3D Printed Plastic Tooling

Here at Synapco, we love a challenge, so when invited by Fuji Xerox to trial a 3d plastic printed mould tool we jumped at the opportunity. The tool supplied from their 3D Systems HD 3500 was impressive with a 20-micron resolution it had a finish as good as anything Machined or spark eroded. The part we were asked to mould was far from optimum with thick and thin sections and fine details without draft of radii, basically it was a moulders worst case scenario.

Although sceptical at first, the results were very impressive with 10 parts off the first mould before we started to see heat degradation on the thin sections of the cavity; a second identical tool was trailed so we could learn how other materials might behave.

The Achilles heel of the first trial was found to be part cooling times, 3D Systems had given us moulding information so we knew what to expect, but a solution had to be found to enable water cooling of the tool for 2 reasons. Firstly we figured we could get away with more complex part designs if the tool was kept at a reasonable temperature, and secondly we could drastically reduce cycle times with a view to using the technology for small part runs of 500 or less.

Fortunately we were developing a Synapco product which needed a prototype tool and seized the opportunity to develop the printed plastic tool technology further.

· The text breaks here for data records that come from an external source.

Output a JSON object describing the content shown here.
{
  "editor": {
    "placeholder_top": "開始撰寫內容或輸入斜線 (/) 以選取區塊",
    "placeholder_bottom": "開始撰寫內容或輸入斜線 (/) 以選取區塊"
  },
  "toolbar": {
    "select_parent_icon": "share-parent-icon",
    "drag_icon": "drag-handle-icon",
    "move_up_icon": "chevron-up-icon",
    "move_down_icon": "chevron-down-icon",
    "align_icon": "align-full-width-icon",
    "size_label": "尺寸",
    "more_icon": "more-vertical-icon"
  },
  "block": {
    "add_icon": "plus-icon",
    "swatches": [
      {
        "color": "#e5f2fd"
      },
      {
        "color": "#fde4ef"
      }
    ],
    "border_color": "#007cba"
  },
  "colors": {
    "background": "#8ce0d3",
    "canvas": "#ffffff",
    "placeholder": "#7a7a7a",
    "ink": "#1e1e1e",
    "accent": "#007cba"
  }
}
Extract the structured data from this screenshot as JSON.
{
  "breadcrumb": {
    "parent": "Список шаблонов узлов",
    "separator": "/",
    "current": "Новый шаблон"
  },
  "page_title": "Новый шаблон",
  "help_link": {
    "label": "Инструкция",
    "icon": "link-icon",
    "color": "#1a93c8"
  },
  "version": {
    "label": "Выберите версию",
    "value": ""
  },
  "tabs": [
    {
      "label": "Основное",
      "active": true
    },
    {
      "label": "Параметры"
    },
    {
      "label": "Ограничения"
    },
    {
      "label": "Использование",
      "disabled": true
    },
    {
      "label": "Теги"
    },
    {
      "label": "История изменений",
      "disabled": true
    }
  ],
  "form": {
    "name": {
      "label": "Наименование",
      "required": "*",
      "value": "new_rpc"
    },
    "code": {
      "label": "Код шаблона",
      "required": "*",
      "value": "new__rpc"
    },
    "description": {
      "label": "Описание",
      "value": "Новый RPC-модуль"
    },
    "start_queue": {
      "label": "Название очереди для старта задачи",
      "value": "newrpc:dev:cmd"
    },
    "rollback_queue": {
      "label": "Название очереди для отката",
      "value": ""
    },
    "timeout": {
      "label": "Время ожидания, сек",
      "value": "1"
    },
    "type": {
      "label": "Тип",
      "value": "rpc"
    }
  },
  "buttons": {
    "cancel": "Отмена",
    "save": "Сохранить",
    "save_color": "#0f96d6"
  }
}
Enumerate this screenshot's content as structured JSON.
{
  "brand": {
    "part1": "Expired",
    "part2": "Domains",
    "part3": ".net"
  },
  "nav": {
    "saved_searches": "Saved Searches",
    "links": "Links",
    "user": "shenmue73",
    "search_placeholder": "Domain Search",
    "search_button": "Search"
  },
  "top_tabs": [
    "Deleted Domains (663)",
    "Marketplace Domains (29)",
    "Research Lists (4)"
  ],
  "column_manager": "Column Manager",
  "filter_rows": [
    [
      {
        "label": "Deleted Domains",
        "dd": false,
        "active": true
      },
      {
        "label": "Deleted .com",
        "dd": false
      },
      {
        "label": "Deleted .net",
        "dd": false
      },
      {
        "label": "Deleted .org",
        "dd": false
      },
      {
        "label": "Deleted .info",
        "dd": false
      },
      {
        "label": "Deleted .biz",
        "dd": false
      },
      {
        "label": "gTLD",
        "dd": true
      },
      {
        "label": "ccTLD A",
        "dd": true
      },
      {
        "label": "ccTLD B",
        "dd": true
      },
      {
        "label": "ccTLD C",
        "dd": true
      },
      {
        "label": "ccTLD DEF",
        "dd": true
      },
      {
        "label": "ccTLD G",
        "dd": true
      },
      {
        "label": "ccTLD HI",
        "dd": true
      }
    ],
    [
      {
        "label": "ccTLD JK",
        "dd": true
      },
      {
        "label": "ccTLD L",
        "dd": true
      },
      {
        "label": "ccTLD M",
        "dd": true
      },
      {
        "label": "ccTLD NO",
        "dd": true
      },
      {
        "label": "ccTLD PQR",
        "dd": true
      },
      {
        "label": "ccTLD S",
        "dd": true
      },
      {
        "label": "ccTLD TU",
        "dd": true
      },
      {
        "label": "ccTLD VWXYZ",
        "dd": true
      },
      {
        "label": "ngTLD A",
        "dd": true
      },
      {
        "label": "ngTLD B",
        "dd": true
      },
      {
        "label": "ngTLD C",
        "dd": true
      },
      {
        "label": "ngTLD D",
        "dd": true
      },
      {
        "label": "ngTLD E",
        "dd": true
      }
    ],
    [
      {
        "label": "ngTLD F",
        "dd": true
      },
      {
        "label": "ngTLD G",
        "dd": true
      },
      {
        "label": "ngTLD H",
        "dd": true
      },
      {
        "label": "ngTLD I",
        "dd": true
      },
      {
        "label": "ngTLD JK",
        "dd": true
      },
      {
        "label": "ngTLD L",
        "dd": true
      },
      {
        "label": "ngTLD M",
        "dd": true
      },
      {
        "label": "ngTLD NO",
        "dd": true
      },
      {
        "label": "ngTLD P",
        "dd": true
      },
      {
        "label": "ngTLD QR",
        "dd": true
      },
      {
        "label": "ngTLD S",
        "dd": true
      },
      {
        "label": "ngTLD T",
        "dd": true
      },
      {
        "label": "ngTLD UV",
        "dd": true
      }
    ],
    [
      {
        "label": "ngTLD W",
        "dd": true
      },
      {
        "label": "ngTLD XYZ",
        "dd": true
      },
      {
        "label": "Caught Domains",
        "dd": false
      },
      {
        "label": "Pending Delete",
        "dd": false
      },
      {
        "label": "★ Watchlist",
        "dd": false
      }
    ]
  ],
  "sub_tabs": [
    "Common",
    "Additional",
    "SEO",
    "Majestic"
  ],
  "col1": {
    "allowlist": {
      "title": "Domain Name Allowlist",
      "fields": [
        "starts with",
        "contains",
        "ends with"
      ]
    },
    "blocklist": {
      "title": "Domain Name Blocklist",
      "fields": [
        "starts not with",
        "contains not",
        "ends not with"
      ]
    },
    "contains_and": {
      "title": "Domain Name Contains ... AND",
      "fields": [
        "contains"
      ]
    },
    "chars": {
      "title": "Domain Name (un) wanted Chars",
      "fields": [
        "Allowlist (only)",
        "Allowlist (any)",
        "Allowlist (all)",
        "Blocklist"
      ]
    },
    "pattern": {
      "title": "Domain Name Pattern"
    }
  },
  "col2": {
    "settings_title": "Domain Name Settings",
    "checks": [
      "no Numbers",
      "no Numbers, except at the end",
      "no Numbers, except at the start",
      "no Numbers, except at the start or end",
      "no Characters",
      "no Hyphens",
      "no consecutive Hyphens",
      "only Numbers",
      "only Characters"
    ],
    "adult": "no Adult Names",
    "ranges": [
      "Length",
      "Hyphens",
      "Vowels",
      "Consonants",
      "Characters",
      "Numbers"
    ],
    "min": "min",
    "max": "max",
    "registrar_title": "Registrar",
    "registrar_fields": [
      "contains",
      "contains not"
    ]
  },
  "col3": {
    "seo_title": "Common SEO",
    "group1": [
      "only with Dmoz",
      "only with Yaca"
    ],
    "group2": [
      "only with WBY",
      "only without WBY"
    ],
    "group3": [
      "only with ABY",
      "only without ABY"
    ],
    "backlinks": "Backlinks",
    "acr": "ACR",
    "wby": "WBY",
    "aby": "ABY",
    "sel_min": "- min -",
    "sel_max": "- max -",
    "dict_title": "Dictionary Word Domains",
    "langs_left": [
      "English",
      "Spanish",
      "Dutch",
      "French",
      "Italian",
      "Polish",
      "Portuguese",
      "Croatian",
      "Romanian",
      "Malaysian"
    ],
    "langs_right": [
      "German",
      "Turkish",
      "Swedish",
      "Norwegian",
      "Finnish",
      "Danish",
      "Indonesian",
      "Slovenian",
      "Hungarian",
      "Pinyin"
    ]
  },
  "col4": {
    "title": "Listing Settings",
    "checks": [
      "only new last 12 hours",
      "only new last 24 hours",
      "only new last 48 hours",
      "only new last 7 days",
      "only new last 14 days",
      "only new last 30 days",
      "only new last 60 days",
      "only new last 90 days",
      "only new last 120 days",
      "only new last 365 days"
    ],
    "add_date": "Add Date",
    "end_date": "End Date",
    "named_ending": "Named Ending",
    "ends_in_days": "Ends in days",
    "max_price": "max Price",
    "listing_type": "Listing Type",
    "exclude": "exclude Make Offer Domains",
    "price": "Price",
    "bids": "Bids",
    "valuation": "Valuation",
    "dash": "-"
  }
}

Our reason for wanting to trial the part is that we were having difficulty working out which grade of TPU we should be using for our product and the grade of material has a big influence on the required part design when dealing with live materials such as TPU.

We designed a tool bolster that would contain the printed plastic inserts which were printed with very complex water galleries – this wasn’t done just because we could, it was absolutely essential to ensure the hollow plastic printed insert would not collapse under injection pressure. As we expected the water cooling had a marked improvement in cycle time and tool life.

The 3D printed plastic tools proved to be a very cost effective way to test different materials, make design changes around our findings, and get another set of inserts printed. We found it was very successful and enabled make the changes required to get the aluminium prototype tool right first time. The best part was the speed of getting tool versions printed (2-3 days), and they worked out considerably less expensive than aluminium tools (1/3 of the cost with our trial).